There’s no one best way to teach young students how to read. Learning to read is a developmental process that takes time. Every child learns differently, so it’s important to incorporate different teaching strategies to hold their attention and keep them interested in learning.
Teaching students to read doesn’t always have to be about formal lessons or worksheets. In fact, sometimes the best lessons are learned when children don’t even realize they are learning. Here are some practical ideas you can incorporate into the classroom to help your students become independent readers.
1. Display letters and words around the classroom
Children are naturally curious. Displaying different words and letters around the classroom encourages students to ask questions about the words and learn without even realizing they’re learning. Try labeling objects around the room like windows, doors, chairs, and whiteboards, or pinning words like ‘black’, ‘red’ and ‘blue’ to the wall, with the font being in that color. Children will learn to associate the words with the objects they see.
2. Create word families
Word families are words that rhyme. Teaching students about word families helps them see patterns in text and encourages them to begin reading by grouping sets of letters within a word. Once they recognize the word ‘hop’, they’ll be able to find patterns in rhyming words like ‘top’, ‘pop’ and ‘stop’. A fun way to incorporate this activity into the classroom is by playing a game using a corkboard. Write a list of words on the left-hand side, and the second list of words that rhyme with them on the right-hand side (you could even try using a theme for the words, e.g. Christmas-related words in December). Place pins beside each word and have students link a piece of string from the pin of a word on the left, to the rhyming word on the right-hand side. Not only is this a fun activity to help students learn about word families, it also helps develop their fine motor skills.
3. Play decoding games
Decoding is the process of sounding words out. Once a child has learned the sounds that each letter, or group of letters, make, they’ll be able to begin putting words together. Learning to decode is an important step in learning to read, as the more students decode words, the more quickly they’ll be able to automatically identify words. To make the process of decoding a little bit more fun for students, consider incorporating games into the process. This can be as simple as buying little finger puppets for the students and having them wear them while pointing to the letters as they sound them out.
4. Teach phonemic awareness
Phonemes are the smallest sounds in the English language, made of consonants, short vowels, long vowels, and digraphs like ‘th’, ‘sh’ and ‘ch’. Children must learn how different letters make different sounds. For example, the ‘a’ in ‘table’ is a long vowel, as opposed to the short vowel ‘a’ in ‘sack’. Phonemic awareness means learning those sounds and how to manipulate them within a word and is an important step towards helping children to spell and decode. One thing you could do to help bring awareness to phonemes and how to separate the sounds of words from their meanings is to call up children one-by-one using their first names without the initial sound (e.g., [S]arah). The children have to figure out who’s name has been called and what sound is missing.

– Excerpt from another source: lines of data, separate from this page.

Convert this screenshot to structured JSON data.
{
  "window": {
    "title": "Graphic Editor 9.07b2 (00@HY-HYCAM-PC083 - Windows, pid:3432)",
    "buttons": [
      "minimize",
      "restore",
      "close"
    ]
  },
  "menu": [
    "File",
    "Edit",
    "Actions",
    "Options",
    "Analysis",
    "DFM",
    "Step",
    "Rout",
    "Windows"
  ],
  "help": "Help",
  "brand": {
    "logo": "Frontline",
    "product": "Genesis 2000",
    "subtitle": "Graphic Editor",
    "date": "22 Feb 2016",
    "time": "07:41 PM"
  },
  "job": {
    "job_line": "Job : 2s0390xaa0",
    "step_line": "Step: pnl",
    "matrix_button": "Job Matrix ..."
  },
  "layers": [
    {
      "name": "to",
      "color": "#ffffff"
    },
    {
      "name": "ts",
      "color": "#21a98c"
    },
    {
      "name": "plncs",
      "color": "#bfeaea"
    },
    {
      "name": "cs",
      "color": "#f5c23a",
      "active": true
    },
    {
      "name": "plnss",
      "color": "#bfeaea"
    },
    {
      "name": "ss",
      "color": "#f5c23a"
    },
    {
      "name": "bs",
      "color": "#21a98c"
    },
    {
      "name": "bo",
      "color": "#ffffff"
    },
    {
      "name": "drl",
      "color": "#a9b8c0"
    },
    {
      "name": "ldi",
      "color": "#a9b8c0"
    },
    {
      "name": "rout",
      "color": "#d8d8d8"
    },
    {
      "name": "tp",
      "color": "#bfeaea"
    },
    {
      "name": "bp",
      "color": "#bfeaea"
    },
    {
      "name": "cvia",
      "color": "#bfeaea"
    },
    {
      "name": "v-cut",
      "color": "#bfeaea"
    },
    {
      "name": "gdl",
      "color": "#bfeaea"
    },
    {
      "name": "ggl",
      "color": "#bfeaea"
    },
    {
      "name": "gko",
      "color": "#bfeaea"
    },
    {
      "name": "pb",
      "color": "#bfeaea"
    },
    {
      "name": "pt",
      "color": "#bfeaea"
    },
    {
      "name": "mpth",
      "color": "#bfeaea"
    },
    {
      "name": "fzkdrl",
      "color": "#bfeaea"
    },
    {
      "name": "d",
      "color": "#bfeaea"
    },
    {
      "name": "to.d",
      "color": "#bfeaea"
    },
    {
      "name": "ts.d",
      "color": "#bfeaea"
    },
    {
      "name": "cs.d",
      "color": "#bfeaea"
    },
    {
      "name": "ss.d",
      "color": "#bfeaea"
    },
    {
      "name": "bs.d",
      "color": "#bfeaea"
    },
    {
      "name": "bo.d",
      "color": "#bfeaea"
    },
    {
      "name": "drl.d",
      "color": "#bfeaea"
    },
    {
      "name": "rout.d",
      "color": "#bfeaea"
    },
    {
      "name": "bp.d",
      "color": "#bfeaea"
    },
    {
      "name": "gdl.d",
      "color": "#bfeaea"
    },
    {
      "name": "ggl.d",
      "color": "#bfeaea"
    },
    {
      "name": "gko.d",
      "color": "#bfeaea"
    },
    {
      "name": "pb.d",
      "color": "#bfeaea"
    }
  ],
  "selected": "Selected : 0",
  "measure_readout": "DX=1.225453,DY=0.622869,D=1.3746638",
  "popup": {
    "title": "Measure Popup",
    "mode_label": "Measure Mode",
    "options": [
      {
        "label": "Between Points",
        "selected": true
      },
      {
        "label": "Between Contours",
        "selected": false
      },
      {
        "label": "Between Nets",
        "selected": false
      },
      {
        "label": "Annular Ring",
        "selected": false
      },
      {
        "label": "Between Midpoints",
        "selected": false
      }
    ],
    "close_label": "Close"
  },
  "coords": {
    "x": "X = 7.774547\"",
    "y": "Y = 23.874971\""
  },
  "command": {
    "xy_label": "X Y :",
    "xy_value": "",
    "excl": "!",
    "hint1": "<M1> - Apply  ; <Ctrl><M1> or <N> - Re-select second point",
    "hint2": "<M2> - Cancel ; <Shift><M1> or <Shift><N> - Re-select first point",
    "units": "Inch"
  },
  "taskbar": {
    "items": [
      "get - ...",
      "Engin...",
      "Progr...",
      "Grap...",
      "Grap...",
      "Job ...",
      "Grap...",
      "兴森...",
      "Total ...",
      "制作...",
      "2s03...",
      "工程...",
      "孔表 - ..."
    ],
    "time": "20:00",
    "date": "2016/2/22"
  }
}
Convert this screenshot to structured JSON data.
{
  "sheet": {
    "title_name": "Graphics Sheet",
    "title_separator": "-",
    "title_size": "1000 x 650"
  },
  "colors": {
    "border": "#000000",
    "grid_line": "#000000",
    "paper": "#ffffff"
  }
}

5. Play ‘fish’ with sight words
There are some words that are difficult to decode phonetically because they don’t follow the rules of phonics. These are known as ‘sight words’ and are most common in the English language. These words need to be memorized rather than sounded out, and there are a number of fun memory games that you can use in the classroom to help kids do this. ‘Sight words fishing’ involves using magnetic fish cut-outs with words on the back of them. Students fish using a magnetic rod and read the sight word out aloud from the back of the fish they’ve picked up. The repetition of the game helps the students master the words and is a lot more fun than reading words from a printout.
6. Word search bingo
Reading to children helps them develop their language and listening skills and prepares them to understand written words. However, some children lose focus when sitting still and listening, so it’s important to find ways to keep them engaged. One way to do this is to create a bingo game. Hand out sheets of paper to the students with a list of words from the chapter of the book you’re reading to them. As you read the book, the students will circle the words from the sheet they hear. At the end of the chapter, have the class discuss what words they found.
7. Help children love to read by making it fun
As teachers, the ultimate goal is to foster lifelong reading skills in students and create children who love to read. Memorizing words is only a starting point. Every child learns to read differently, but ultimately, keeping them engaged in learning is the best strategy. Getting children excited about learning to read through games and interaction is something that every primary school teacher can incorporate into the classroom.
If you’re looking for more ideas, LiteracyPlanet offers a comprehensive and engaging program that is designed to bring out the best in every student. For more information about using LiteracyPlanet in schools, head here.